The Court in para. 93 argues that the idea that additional data increases barrier to entry because data is relevant to generate advertising revenue is “incomprehensible” and that this is a question that “requires closer examination and a detailed explanation /”a review and conclusive presentation by the antitrust authorities. That’s what’s missing” Why? Because, the Court explains, direct network effects mean that the value of the Facebook network increases as the number of users increases and the real barrier to entry lies in rival’s need to offer an equally attractive offer capable of gaining a sufficient number of users. The Court takes the view that the decision has not “substantiated and demonstrated” how the processing of the data at issue could affect market entry. It also observes a “lack of reliable explanation on the extent to which and in what scale the use of the data boosts advertising revenues to finance the social network”. This analysis was “indispensable” because the key to entry does not lie in obtaining the highest possible advertising revenues but a sufficient number of users. At the end of 93 the Court explains what type of analysis was required. The same is true about allegations of leveraging in other (not properly defined) markets, where the decision shows a “serious lack of reasoning” (para. 94) “lacking robust and comprehensible explanations” (para. 95).

A competition law problem? The conclusion to our first post on this case was that “there may be a market failure, but one that has to do with asymmetries of information, not market power. In other words, whether consumers know or not what terms and conditions they are accepting may be a public policy issue, but one that, in my humble view, is not for competition law to address”. The Court appears to share this belief. It explains that only with the help of the causality requirement “it is possible to avoid antitrust enforcement beyond the regulatory purpose of abuse control and to prevent the antitrust authority from prosecuting non-competition related infringements”(…) “unfairly disadvantageous terms (…) can also be based on informational market failure and the resulting systematic asymmetry of information to the detriment of customers) (para.61). The Court understands that “this possible alternative causation link justifies both the unlawfulness of the decision” (because the Bundeskartellamt bore “the burden of determination”/proof) (para. 76) and the legitimacy of consumer protection rules. Like. Earlier on the Court had made a point in this regard that we have also made before: the interests of those affected by the same behavior on the part of non-dominant firms are no less worthy of protection (para. 47), which is another reason not to leave these matters to competition law.

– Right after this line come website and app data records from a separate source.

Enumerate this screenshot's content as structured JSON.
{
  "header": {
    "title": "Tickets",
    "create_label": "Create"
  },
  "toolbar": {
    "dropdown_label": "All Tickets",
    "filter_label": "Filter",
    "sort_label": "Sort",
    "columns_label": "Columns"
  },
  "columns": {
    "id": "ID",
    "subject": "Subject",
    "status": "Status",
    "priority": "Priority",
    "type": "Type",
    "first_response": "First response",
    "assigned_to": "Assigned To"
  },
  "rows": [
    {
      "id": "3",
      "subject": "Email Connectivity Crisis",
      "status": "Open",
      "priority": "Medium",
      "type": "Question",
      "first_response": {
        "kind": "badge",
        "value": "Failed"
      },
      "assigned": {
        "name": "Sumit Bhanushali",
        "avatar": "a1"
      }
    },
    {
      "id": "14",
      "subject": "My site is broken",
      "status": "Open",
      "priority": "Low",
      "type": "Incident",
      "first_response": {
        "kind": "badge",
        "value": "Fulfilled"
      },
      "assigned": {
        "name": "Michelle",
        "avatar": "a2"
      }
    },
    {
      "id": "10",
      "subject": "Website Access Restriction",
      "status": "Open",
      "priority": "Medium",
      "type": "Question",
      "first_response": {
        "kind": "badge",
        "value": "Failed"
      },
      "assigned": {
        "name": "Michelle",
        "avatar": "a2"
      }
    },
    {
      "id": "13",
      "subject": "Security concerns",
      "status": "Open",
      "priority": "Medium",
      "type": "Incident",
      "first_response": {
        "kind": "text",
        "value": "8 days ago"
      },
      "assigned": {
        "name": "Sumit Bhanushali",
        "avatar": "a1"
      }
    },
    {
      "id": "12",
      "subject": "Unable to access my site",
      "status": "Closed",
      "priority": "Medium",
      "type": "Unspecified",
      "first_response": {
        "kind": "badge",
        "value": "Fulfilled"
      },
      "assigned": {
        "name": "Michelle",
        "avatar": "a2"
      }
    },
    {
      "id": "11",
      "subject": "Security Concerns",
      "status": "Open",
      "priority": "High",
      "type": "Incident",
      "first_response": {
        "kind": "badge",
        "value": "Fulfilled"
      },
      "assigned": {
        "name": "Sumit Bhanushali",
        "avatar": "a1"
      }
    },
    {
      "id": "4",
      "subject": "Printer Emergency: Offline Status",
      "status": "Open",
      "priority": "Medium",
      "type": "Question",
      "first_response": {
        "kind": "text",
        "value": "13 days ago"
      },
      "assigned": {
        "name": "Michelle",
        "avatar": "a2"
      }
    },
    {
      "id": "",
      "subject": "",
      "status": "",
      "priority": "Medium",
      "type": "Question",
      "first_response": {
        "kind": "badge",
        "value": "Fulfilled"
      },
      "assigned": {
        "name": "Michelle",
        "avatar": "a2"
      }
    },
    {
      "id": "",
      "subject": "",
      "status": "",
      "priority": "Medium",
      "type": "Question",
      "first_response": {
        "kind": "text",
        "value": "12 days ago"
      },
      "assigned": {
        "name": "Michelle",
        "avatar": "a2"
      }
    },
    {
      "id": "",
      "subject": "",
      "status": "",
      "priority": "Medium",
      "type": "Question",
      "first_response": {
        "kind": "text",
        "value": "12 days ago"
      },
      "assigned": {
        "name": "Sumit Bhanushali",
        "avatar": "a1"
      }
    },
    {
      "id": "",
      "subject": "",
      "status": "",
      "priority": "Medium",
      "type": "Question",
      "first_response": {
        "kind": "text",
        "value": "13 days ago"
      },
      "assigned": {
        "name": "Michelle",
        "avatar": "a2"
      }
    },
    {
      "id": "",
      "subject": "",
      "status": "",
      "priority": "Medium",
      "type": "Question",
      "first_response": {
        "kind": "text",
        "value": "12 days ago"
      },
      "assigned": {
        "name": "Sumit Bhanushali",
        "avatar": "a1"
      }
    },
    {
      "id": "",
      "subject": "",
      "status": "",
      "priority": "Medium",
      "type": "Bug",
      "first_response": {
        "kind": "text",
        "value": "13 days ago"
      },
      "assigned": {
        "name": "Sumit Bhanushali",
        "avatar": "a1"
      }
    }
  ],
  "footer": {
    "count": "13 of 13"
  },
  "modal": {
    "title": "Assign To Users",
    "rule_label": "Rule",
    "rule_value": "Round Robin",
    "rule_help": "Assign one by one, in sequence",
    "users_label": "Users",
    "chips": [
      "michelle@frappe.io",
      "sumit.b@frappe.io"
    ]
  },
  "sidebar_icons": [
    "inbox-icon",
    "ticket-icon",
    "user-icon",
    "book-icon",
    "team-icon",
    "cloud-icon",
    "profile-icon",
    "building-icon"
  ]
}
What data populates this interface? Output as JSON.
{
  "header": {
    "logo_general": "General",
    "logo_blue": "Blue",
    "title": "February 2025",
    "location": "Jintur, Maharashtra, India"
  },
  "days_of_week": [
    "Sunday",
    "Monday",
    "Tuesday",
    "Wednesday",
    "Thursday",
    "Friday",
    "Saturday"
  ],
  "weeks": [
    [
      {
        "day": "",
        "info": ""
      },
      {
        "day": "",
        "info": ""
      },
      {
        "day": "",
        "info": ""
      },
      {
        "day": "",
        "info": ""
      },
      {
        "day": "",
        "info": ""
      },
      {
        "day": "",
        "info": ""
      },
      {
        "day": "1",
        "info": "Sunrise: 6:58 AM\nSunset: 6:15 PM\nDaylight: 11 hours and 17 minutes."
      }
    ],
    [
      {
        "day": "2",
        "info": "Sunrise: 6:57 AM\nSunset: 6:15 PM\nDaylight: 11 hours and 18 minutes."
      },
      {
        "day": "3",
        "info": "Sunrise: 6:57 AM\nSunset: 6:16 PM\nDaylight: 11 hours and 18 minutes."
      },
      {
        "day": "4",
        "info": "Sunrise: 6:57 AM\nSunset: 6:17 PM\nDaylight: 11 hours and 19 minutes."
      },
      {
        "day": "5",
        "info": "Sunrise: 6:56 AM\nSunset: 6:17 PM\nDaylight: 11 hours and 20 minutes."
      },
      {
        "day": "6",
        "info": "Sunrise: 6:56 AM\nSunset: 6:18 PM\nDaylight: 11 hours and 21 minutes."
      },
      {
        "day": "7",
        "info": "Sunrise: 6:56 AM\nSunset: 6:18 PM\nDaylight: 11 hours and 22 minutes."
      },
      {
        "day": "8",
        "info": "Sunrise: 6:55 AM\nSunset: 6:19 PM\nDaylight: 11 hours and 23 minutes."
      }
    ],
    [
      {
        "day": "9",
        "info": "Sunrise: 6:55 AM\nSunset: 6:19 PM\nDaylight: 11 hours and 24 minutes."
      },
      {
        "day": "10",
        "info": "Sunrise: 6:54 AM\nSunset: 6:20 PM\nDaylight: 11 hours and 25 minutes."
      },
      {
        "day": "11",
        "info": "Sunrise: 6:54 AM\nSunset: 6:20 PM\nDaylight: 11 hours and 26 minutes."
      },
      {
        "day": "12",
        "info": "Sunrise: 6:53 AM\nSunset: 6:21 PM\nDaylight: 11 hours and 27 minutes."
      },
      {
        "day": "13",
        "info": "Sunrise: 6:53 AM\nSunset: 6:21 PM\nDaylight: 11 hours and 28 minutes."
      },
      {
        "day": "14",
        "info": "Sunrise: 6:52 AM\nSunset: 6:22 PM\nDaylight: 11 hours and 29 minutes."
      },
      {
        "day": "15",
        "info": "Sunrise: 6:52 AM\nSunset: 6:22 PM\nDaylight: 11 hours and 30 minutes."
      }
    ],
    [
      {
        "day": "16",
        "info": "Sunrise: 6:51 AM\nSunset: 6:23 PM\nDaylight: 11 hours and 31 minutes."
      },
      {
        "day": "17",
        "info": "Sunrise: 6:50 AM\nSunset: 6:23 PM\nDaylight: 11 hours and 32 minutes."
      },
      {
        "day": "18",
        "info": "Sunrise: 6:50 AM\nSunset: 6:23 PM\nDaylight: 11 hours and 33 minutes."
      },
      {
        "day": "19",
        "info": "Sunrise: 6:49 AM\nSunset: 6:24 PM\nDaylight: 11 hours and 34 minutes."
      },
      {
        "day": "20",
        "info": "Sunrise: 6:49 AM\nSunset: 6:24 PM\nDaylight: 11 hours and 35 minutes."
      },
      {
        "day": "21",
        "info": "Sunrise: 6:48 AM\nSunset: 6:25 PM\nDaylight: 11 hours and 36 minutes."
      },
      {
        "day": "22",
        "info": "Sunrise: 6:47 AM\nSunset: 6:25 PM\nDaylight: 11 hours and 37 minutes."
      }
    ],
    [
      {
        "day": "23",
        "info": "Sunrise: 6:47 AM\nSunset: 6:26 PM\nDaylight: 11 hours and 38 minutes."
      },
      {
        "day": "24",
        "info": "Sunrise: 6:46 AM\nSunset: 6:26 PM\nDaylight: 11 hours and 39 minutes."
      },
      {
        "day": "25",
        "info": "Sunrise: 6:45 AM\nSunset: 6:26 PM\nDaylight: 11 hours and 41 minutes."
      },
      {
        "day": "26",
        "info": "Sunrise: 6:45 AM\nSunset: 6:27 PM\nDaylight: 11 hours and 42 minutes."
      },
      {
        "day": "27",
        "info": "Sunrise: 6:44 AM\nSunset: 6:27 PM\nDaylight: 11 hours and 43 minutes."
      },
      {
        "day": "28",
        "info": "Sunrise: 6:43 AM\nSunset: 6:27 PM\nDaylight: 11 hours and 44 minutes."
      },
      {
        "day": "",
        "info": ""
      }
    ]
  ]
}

Stay tuned for Part II, with our comments on the reactions from other commentators and on what this development may/should mean for competition enforcement.


Written by Alfonso Lamadrid

3 September 2019 at 4:32 pm

Posted in Uncategorized